But Borman, who was born with spina bifida, said she'll keep trying. “I'm actually encouraged by the delays,” she said. “It shows people are using it.”
By the end of the week, as the federal government had added more computer servers, insurers and individuals reported some cases of successful online enrollment.
The good news for supporters of the Patient Protection and Affordable Care Act was the unexpectedly heavy public interest in visiting the exchange websites and phoning the call centers as soon as they opened Oct. 1. By the end of day one, HealthCare.gov had more than 4.7 million unique visitors, a figure that jumped to 7 million as of Oct. 2. That undercut arguments that Americans don't want or need the reform law. On the other hand, the technical difficulties highlighted the peril that if Americans come to see the law as a flop, its foes may have an easier time gutting it.
The open enrollment period extends through March 31, 2014, and consumers must sign up by Dec. 15 to obtain coverage by Jan. 1.
“There were five times more users in the marketplace this morning than have ever been on Medicare.gov at one time,” President Barack Obama said Oct. 1. “That gives you a sense of how important this is to millions of Americans around the country, and that's a good thing.”
Many visitors to the federal HealthCare.gov website last week were met with messages informing them that the system was down or asking them to wait until they could be redirected to the login page. Acknowledging the delays, HHS officials urged patience and said they were working hard to address the problems. “With any new product launch, there will be glitches,” said CMS Administrator Marilyn Tavenner, during an Oct. 1 call with reporters. “As things arise, we will fix them.”
In an Oct. 3 e-mail, HHS spokeswoman Joanne Peters said experts had been “working around the clock and were able to expand system capacity somewhat overnight, cutting by one-third the volume of people waiting to apply.”
Obama noted that Apple recently found glitches in its new mobile operating system. “They found a glitch, so they fixed it,” he said. “I don't remember anybody suggesting Apple should stop selling iPhones or iPads or threatening to shut down the company if they didn't.”
But experts say the rough start highlights the daunting task of creating a sophisticated online enrollment system capable of communicating and connecting with a range of government agencies and processing huge amounts of user data.

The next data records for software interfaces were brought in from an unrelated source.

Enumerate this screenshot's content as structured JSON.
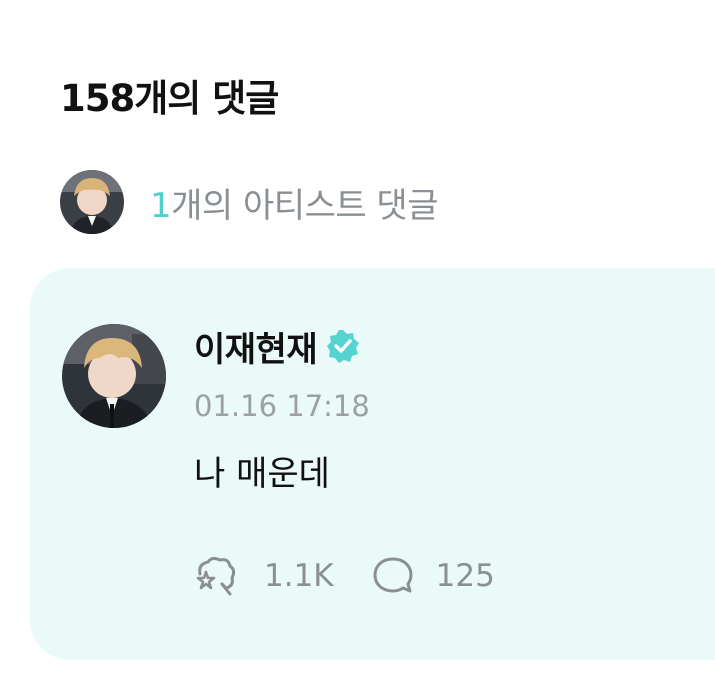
{
  "header": {
    "title": "158개의 댓글"
  },
  "artist_summary": {
    "count": "1",
    "label": "개의 아티스트 댓글"
  },
  "comment": {
    "author": "이재현재",
    "verified_icon": "verified-badge-icon",
    "timestamp": "01.16 17:18",
    "text": "나 매운데",
    "like_count": "1.1K",
    "reply_count": "125"
  },
  "colors": {
    "accent": "#4fd0cf",
    "card_background": "#eafaf8",
    "muted_text": "#8a8f93"
  }
}
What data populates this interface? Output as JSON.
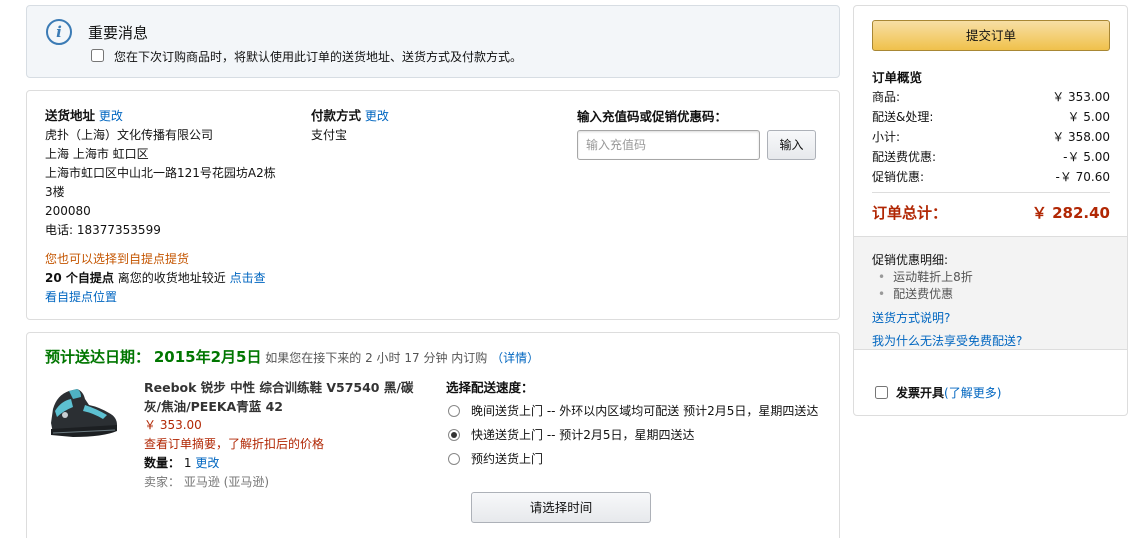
{
  "notice": {
    "title": "重要消息",
    "checkbox_text": "您在下次订购商品时，将默认使用此订单的送货地址、送货方式及付款方式。"
  },
  "shipping": {
    "label": "送货地址",
    "change": "更改",
    "lines": [
      "虎扑（上海）文化传播有限公司",
      "上海 上海市 虹口区",
      "上海市虹口区中山北一路121号花园坊A2栋",
      "3楼",
      "200080",
      "电话: 18377353599"
    ]
  },
  "payment": {
    "label": "付款方式",
    "change": "更改",
    "method": "支付宝"
  },
  "promo": {
    "label": "输入充值码或促销优惠码：",
    "placeholder": "输入充值码",
    "button": "输入"
  },
  "pickup": {
    "hint": "您也可以选择到自提点提货",
    "count": "20 个自提点",
    "near_text": "离您的收货地址较近",
    "view_link": "点击查",
    "location_link": "看自提点位置"
  },
  "delivery": {
    "label": "预计送达日期：",
    "date": "2015年2月5日",
    "condition": "如果您在接下来的 2 小时 17 分钟 内订购",
    "details_link": "（详情）"
  },
  "item": {
    "image": "sneaker-image",
    "title": "Reebok 锐步 中性 综合训练鞋 V57540 黑/碳灰/焦油/PEEKA青蓝 42",
    "price": "￥ 353.00",
    "note": "查看订单摘要，了解折扣后的价格",
    "qty_label": "数量：",
    "qty": "1",
    "qty_change": "更改",
    "seller_label": "卖家：",
    "seller": "亚马逊 (亚马逊)"
  },
  "speed": {
    "label": "选择配送速度：",
    "options": [
      {
        "text": "晚间送货上门 -- 外环以内区域均可配送 预计2月5日，星期四送达",
        "selected": false
      },
      {
        "text": "快递送货上门 --   预计2月5日，星期四送达",
        "selected": true
      },
      {
        "text": "预约送货上门",
        "selected": false
      }
    ],
    "time_button": "请选择时间"
  },
  "summary": {
    "submit": "提交订单",
    "title": "订单概览",
    "rows": [
      {
        "label": "商品:",
        "value": "￥ 353.00"
      },
      {
        "label": "配送&处理:",
        "value": "￥ 5.00"
      },
      {
        "label": "小计:",
        "value": "￥ 358.00"
      },
      {
        "label": "配送费优惠:",
        "value": "-￥ 5.00"
      },
      {
        "label": "促销优惠:",
        "value": "-￥ 70.60"
      }
    ],
    "total_label": "订单总计：",
    "total_value": "￥ 282.40",
    "promo_title": "促销优惠明细:",
    "promo_items": [
      "运动鞋折上8折",
      "配送费优惠"
    ],
    "link_shipping": "送货方式说明?",
    "link_free": "我为什么无法享受免费配送?",
    "invoice_label": "发票开具",
    "invoice_link": "(了解更多)"
  },
  "colors": {
    "accent_link": "#0066c0",
    "price_red": "#b12704",
    "delivery_green": "#007600",
    "submit_yellow": "#f0c14b"
  }
}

“With a project of this size and magnitude, the reality is there will be technical challenges,” said Dan Schuyler, director of exchange technology at Leavitt Partners, which has worked with a number of state-run exchanges. “I thought there would be problems determining eligibility for premium subsidies. I didn't anticipate that you wouldn't even be able to create an account.”
He contends that federal and state officials and their contractors didn't have enough time to adequately build the exchanges and do the necessary testing. Other experts say the government lacked enough computer servers for the volume of traffic and data. “It's very concerning,” Schuyler added. “If we're seeing these kinds of difficulties now, what happens down the road when the processes are more complicated?”